For readers who are staring out the window of a chilly office on a sunny day, dreaming about a life digging into the land, with miles of hiking trails and quiet, pastoral valleys right outside of your front door…the National Park Service may have a job for you.
Shone Farm, Santa Rosa Junior College’s educational farm in Forestville, CA, is offering 6 intermediate growers an opportunity to farm on 3 acres of our land, producing for sale to our 100-member CSA, restaurant customers and Culinary Program at the college.
This is a revenue-sharing opportunity for those who are working towards establishing their own independent farming enterprise and want the experience of taking responsibility for a parcel of land. You will have the chance to grow for established markets within a supportive environment with access to mentorship and shared resources like equipment, irrigation infrastructure, etc.
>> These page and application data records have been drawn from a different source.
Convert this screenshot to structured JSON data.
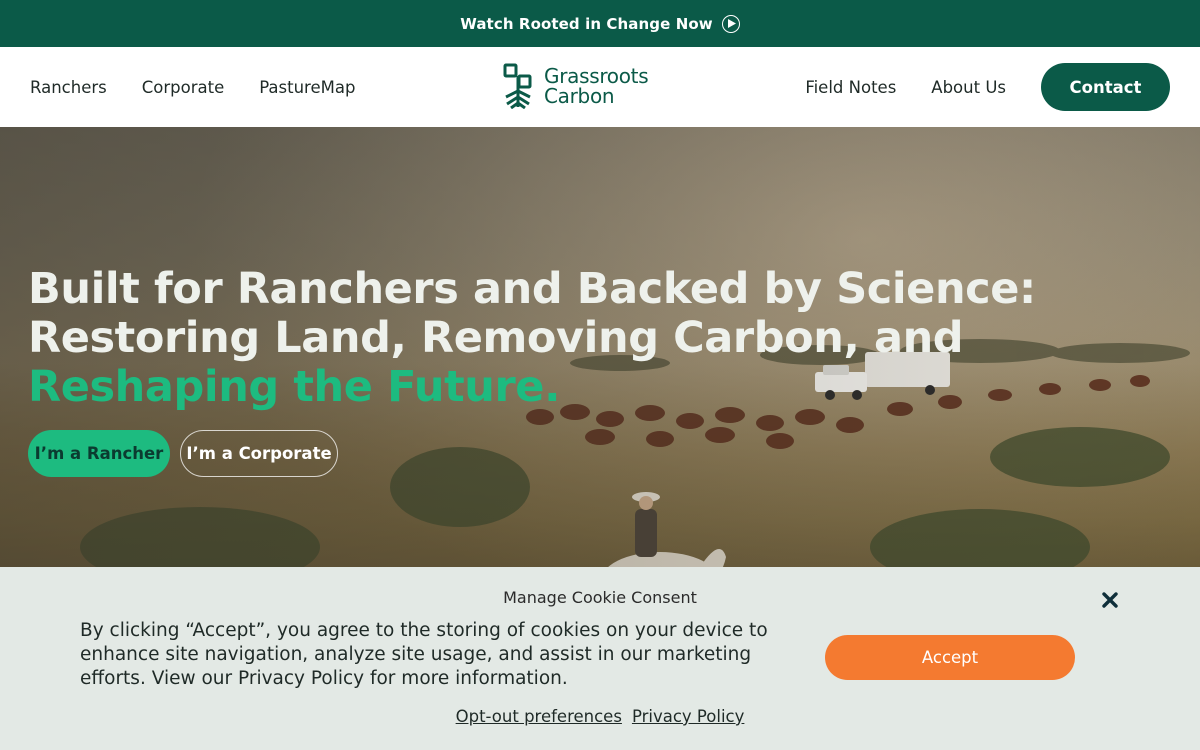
{
  "banner": {
    "text": "Watch Rooted in Change Now",
    "icon": "play-circle-icon"
  },
  "nav": {
    "left": [
      "Ranchers",
      "Corporate",
      "PastureMap"
    ],
    "right": [
      "Field Notes",
      "About Us"
    ],
    "contact_label": "Contact",
    "logo_line1": "Grassroots",
    "logo_line2": "Carbon"
  },
  "hero": {
    "title_part1": "Built for Ranchers and Backed by Science: Restoring Land, Removing Carbon, and ",
    "title_accent": "Reshaping the Future.",
    "btn_rancher": "I’m a Rancher",
    "btn_corporate": "I’m a Corporate"
  },
  "cookie": {
    "title": "Manage Cookie Consent",
    "text": "By clicking “Accept”, you agree to the storing of cookies on your device to enhance site navigation, analyze site usage, and assist in our marketing efforts. View our Privacy Policy for more information.",
    "accept": "Accept",
    "link_optout": "Opt-out preferences",
    "link_privacy": "Privacy Policy"
  },
  "colors": {
    "brand_dark_green": "#0b5a48",
    "accent_green": "#1dbb80",
    "accept_orange": "#f47a30",
    "cookie_bg": "#e3e9e5"
  }
}
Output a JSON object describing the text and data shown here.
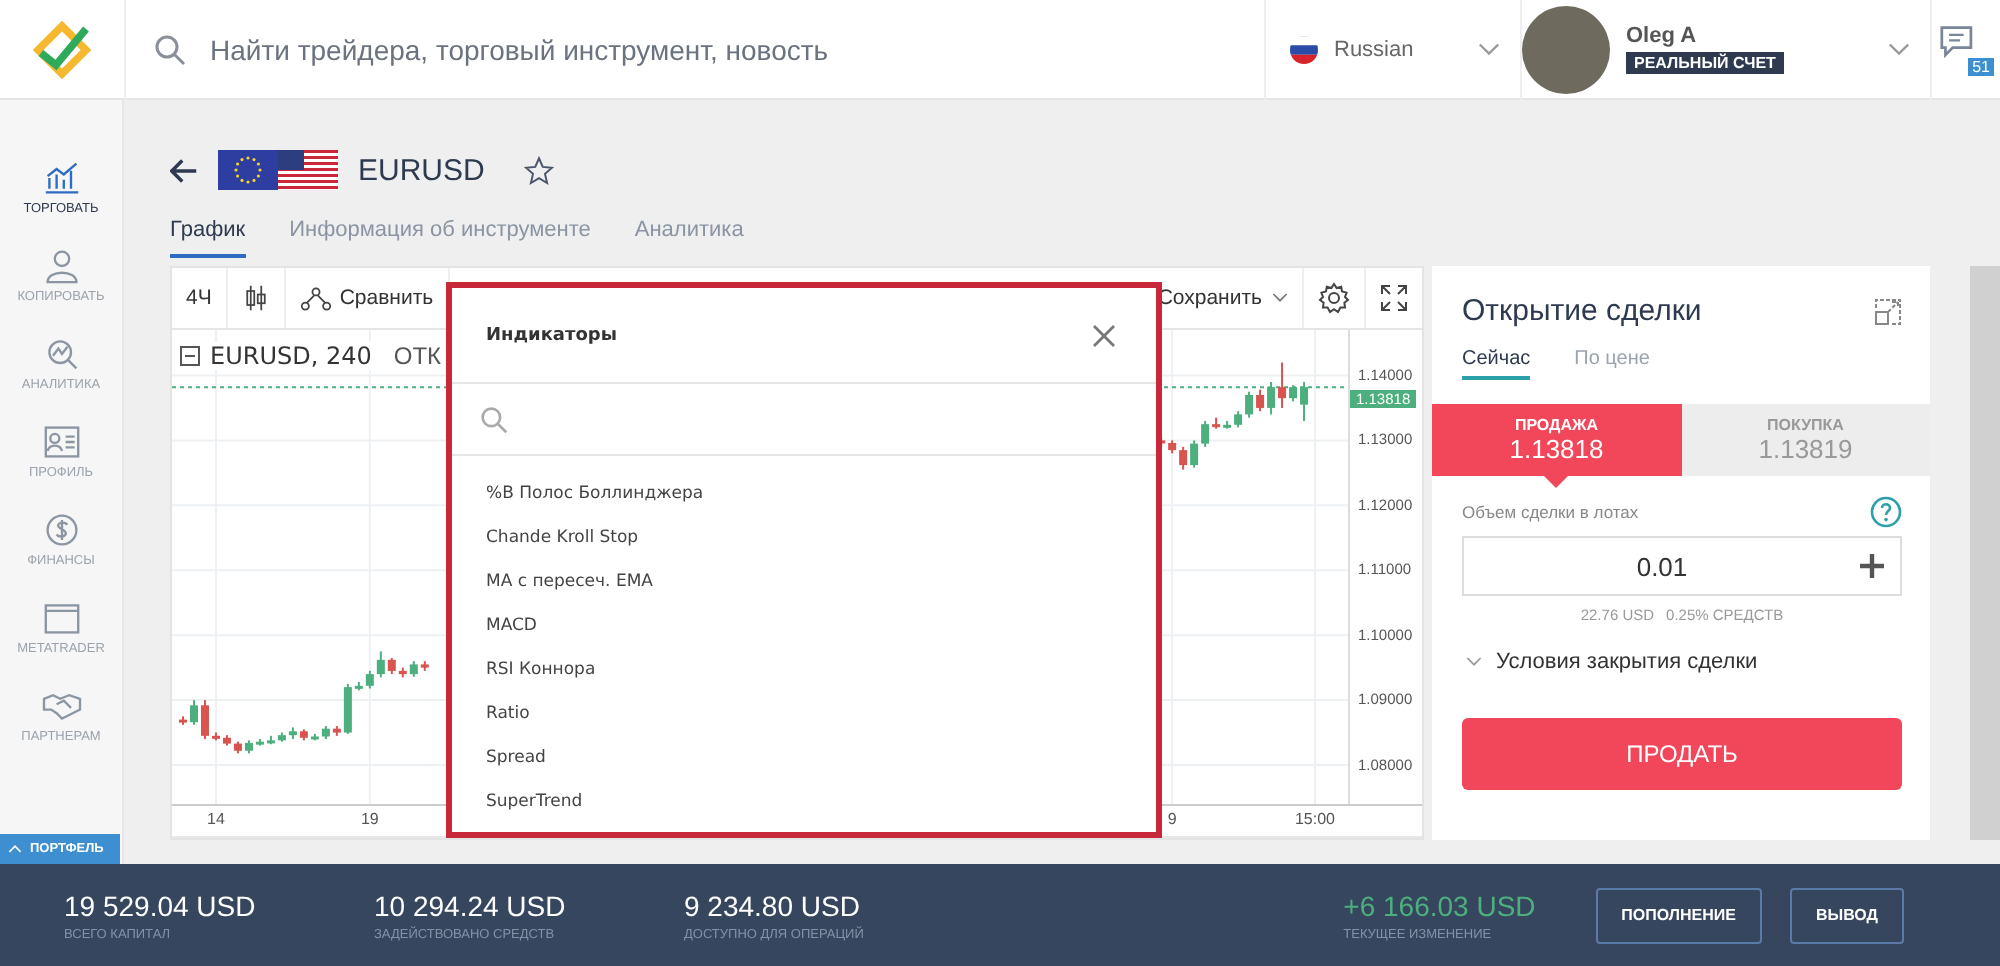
{
  "header": {
    "search": {
      "placeholder": "Найти трейдера, торговый инструмент, новость"
    },
    "language": "Russian",
    "user": {
      "name": "Oleg A",
      "account_badge": "РЕАЛЬНЫЙ СЧЕТ"
    },
    "messages_count": "51"
  },
  "sidebar": {
    "items": [
      {
        "label": "ТОРГОВАТЬ",
        "kind": "trade",
        "selected": true
      },
      {
        "label": "КОПИРОВАТЬ",
        "kind": "copy",
        "selected": false
      },
      {
        "label": "АНАЛИТИКА",
        "kind": "analytics",
        "selected": false
      },
      {
        "label": "ПРОФИЛЬ",
        "kind": "profile",
        "selected": false
      },
      {
        "label": "ФИНАНСЫ",
        "kind": "finance",
        "selected": false
      },
      {
        "label": "METATRADER",
        "kind": "window",
        "selected": false
      },
      {
        "label": "ПАРТНЕРАМ",
        "kind": "partners",
        "selected": false
      }
    ],
    "portfolio_tab": {
      "label": "ПОРТФЕЛЬ",
      "expanded": false
    }
  },
  "instrument": {
    "symbol": "EURUSD",
    "favorite": false
  },
  "tabs": [
    {
      "label": "График",
      "selected": true
    },
    {
      "label": "Информация об инструменте",
      "selected": false
    },
    {
      "label": "Аналитика",
      "selected": false
    }
  ],
  "chart": {
    "toolbar": {
      "interval": "4Ч",
      "compare": "Сравнить",
      "save": "Сохранить"
    },
    "legend": {
      "symbol": "EURUSD, 240",
      "extra": "ОТК"
    },
    "current_price": "1.13818",
    "chart_data": {
      "type": "candlestick",
      "ylim": [
        1.074,
        1.147
      ],
      "grid": true,
      "ref_lines": [
        {
          "axis": "y",
          "value": 1.13818
        }
      ],
      "yticks": [
        {
          "value": 1.14,
          "label": "1.14000"
        },
        {
          "value": 1.13,
          "label": "1.13000"
        },
        {
          "value": 1.12,
          "label": "1.12000"
        },
        {
          "value": 1.11,
          "label": "1.11000"
        },
        {
          "value": 1.1,
          "label": "1.10000"
        },
        {
          "value": 1.09,
          "label": "1.09000"
        },
        {
          "value": 1.08,
          "label": "1.08000"
        }
      ],
      "categories": [
        null,
        null,
        null,
        null,
        "14",
        null,
        null,
        null,
        null,
        null,
        null,
        null,
        null,
        null,
        null,
        null,
        null,
        null,
        "19",
        null,
        null,
        null,
        null,
        null,
        null,
        null,
        null,
        null,
        null,
        null,
        null,
        null,
        null,
        null,
        null,
        null,
        null,
        null,
        null,
        null,
        null,
        null,
        null,
        null,
        null,
        null,
        null,
        null,
        null,
        null,
        null,
        null,
        null,
        null,
        null,
        null,
        null,
        null,
        null,
        null,
        null,
        null,
        null,
        null,
        null,
        null,
        null,
        null,
        null,
        null,
        null,
        null,
        null,
        null,
        null,
        null,
        null,
        null,
        null,
        null,
        null,
        null,
        null,
        null,
        null,
        null,
        null,
        null,
        null,
        null,
        null,
        "9",
        null,
        null,
        null,
        null,
        null,
        null,
        null,
        null,
        null,
        null,
        null,
        null,
        "15:00",
        null,
        null
      ],
      "ohlc": [
        null,
        [
          1.087,
          1.0875,
          1.0862,
          1.0866
        ],
        [
          1.0866,
          1.09,
          1.0862,
          1.0892
        ],
        [
          1.0892,
          1.09,
          1.084,
          1.0845
        ],
        [
          1.0845,
          1.085,
          1.0838,
          1.0842
        ],
        [
          1.0842,
          1.0846,
          1.083,
          1.0833
        ],
        [
          1.0833,
          1.0836,
          1.0818,
          1.0822
        ],
        [
          1.0822,
          1.0838,
          1.0818,
          1.0834
        ],
        [
          1.0834,
          1.084,
          1.083,
          1.0836
        ],
        [
          1.0836,
          1.0845,
          1.0832,
          1.0838
        ],
        [
          1.0838,
          1.085,
          1.0836,
          1.0846
        ],
        [
          1.0846,
          1.0858,
          1.084,
          1.0852
        ],
        [
          1.0852,
          1.0855,
          1.0838,
          1.0842
        ],
        [
          1.0842,
          1.0848,
          1.0838,
          1.0844
        ],
        [
          1.0844,
          1.086,
          1.084,
          1.0856
        ],
        [
          1.0856,
          1.086,
          1.0845,
          1.085
        ],
        [
          1.085,
          1.0925,
          1.0848,
          1.092
        ],
        [
          1.092,
          1.0928,
          1.0915,
          1.0922
        ],
        [
          1.0922,
          1.0945,
          1.0918,
          1.094
        ],
        [
          1.094,
          1.0975,
          1.0935,
          1.0962
        ],
        [
          1.0962,
          1.0965,
          1.094,
          1.0945
        ],
        [
          1.0945,
          1.095,
          1.0935,
          1.094
        ],
        [
          1.094,
          1.096,
          1.0936,
          1.0955
        ],
        [
          1.0955,
          1.096,
          1.0945,
          1.095
        ],
        null,
        null,
        null,
        null,
        null,
        null,
        null,
        null,
        null,
        null,
        null,
        null,
        null,
        null,
        null,
        null,
        null,
        null,
        null,
        null,
        null,
        null,
        null,
        null,
        null,
        null,
        null,
        null,
        null,
        null,
        null,
        null,
        null,
        null,
        null,
        null,
        null,
        null,
        null,
        null,
        null,
        null,
        null,
        null,
        null,
        null,
        null,
        null,
        null,
        null,
        null,
        null,
        null,
        null,
        null,
        null,
        null,
        null,
        null,
        null,
        null,
        null,
        null,
        null,
        null,
        null,
        [
          1.13,
          1.1305,
          1.129,
          1.1296
        ],
        [
          1.1296,
          1.13,
          1.128,
          1.1285
        ],
        [
          1.1285,
          1.129,
          1.1255,
          1.1262
        ],
        [
          1.1262,
          1.13,
          1.1258,
          1.1295
        ],
        [
          1.1295,
          1.133,
          1.129,
          1.1325
        ],
        [
          1.1325,
          1.1335,
          1.1318,
          1.1322
        ],
        [
          1.1322,
          1.133,
          1.1318,
          1.1324
        ],
        [
          1.1324,
          1.1345,
          1.132,
          1.134
        ],
        [
          1.134,
          1.1375,
          1.1335,
          1.137
        ],
        [
          1.137,
          1.1378,
          1.1345,
          1.135
        ],
        [
          1.135,
          1.139,
          1.134,
          1.1382
        ],
        [
          1.1382,
          1.142,
          1.135,
          1.1365
        ],
        [
          1.1365,
          1.1385,
          1.136,
          1.1382
        ],
        [
          1.1355,
          1.139,
          1.133,
          1.1382
        ],
        null,
        null,
        null
      ]
    }
  },
  "indicators_dialog": {
    "title": "Индикаторы",
    "items": [
      "%B Полос Боллинджера",
      "Chande Kroll Stop",
      "MA с пересеч. EMA",
      "MACD",
      "RSI Коннора",
      "Ratio",
      "Spread",
      "SuperTrend"
    ]
  },
  "trade_panel": {
    "title": "Открытие сделки",
    "tabs": [
      {
        "label": "Сейчас",
        "selected": true
      },
      {
        "label": "По цене",
        "selected": false
      }
    ],
    "sides": [
      {
        "label": "ПРОДАЖА",
        "price": "1.13818",
        "selected": true
      },
      {
        "label": "ПОКУПКА",
        "price": "1.13819",
        "selected": false
      }
    ],
    "volume_label": "Объем сделки в лотах",
    "volume": "0.01",
    "cost": "22.76 USD",
    "share": "0.25% СРЕДСТВ",
    "close_conditions": {
      "label": "Условия закрытия сделки",
      "expanded": false
    },
    "submit": "ПРОДАТЬ"
  },
  "summary": {
    "stats": [
      {
        "value": "19 529.04 USD",
        "label": "ВСЕГО КАПИТАЛ",
        "kind": "plain"
      },
      {
        "value": "10 294.24 USD",
        "label": "ЗАДЕЙСТВОВАНО СРЕДСТВ",
        "kind": "plain"
      },
      {
        "value": "9 234.80 USD",
        "label": "ДОСТУПНО ДЛЯ ОПЕРАЦИЙ",
        "kind": "plain"
      },
      {
        "value": "+6 166.03 USD",
        "label": "ТЕКУЩЕЕ ИЗМЕНЕНИЕ",
        "kind": "change"
      }
    ],
    "buttons": [
      "ПОПОЛНЕНИЕ",
      "ВЫВОД"
    ]
  }
}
You will also be able to establish new sales channels for your products, including farmers market.
Participation in the Enterprise Program requires:
- Minimum of 2 FULL seasons of experience growing mixed vegetables in a commercial environment
- Availability of 20 hours/week (average) to plant, maintain and harvest your parcel
- Willingness to grow according to our 4-year crop rotation and pre-established 2015 crop plan
- Registration in Santa Rosa Junior College’s Ag 98 (Independent Study) and Ag 56 (Ag Enterprise) courses
This program begins in May of 2015 and applications are being reviewed now. To express an interest in the program and request more information, click here
A great opportunity for the right greenhorn!
We are reaching out to the farming community to find a buyer for our farm. We are currently operating an organic farmstead dairy and creamery. We had big plans for this farm when we purchased it 4 years ago and have found that we do not have enough hours in the day to bring those plans to fruition. Our children have moved away from home and we have decided to downsize our dairy and cheesemaking operation.
The 20+/- acre property has approximately ⅔ of open land. There is a farmland easement held by Maine Farmland Trust. In addition to the 1830’s New England farmhouse, the property has a new farm store, commercial kitchen & creamery with walk-in cooler, milk house, 6 cow step up parlor(can be easily converted to goats or sheep), two barns, two greenhouses and another shed for additional storage or animal housing. Continue reading
Ever heard of an in-residence program where you actually get to keep the residence??! That would be the case in this innovative new model coming out of Detroit.
Write A House accepted applications from working, “low-income” writers earlier this spring, which included writing samples and a letter of intent. Whoever wins (to be announced this month) will call Detroit home for at least the next two years. Writers will lease the homes from the nonprofit, a small amount to cover taxes and insurance. If they stay for 24 months, they’ll be awarded the deed — and Detroit will count another resident to its comeback. To read more about this awesome endeavor, CLICK HERE—>
During the summer of 2013, Land Stewardship Project Farm Beginnings journalism intern Alex Baumhardt interviewed families in Minnesota and Wisconsin that were in various stages of farm transitions. The following five “Farm Transition Profiles” are the result of those interviews.
The common thread connecting these profiles is that all parties involved—retiring farmers as well as new farmers—have given the transitioning process long, careful thought. Planning, flexibility and creativity are key elements of any transition plan. In the end, these profiles illustrate that no matter what the circumstances, successful transitions require help and support from a broad spectrum of community members. For more information on the farm transitions toolkit, visit HERE.
If you are a farmer with 2+ years of experience farming and a clear idea of what you’re looking for, California FarmLink now offers a new service which allows for landowners and land-seeking farmers to connect directly online (rather than through their regional coordinator).
Here’s how the new system will work:
- Landseekers and landowners must register for an account with California FarmLink.
- Registered users will be able to see detailed land listing information, including landowner contact information. Only logged-in and registered farmers will be able to see this information, and the property addresses will NOT be posted.
- Become a member of California FarmLink. Landseeker Memberships are $15 and are valid for one year. If you have previously paid a membership fee within the last year, your membership will be activated automatically. You may also request a Fee Waiver Application by contacting the main office.
- Have a business plan or a statement about your farm vision ready, then use the Dashboard to browse the Land Listings and contact landowner”?;.lkijouhyh7loi0t09r54rre3wq2
To see more of what California FarmLink has to offer, head over to their website!
Farmers in the Finger Lakes region who need access to land, and landowners who wish to have their unused acreage farmed, now can be matched through Finger Lakes LandLink, a new project developed by Cornell Cooperative Extension South Central NY Agriculture Program and the Groundswell Center for Local Food and Farming in Ithaca (NY). Finger Lakes LandLink will be an online service where farmers and landowners can search either the available land or farmer database to find an appropriate match. Cornell Cooperative Extension and Groundswell will provide resources and consulting to help facilitate the matching process. The initial pilot for this project will include Tompkins, Tioga, Schuyler, Cortland, and Chemung counties. Continue reading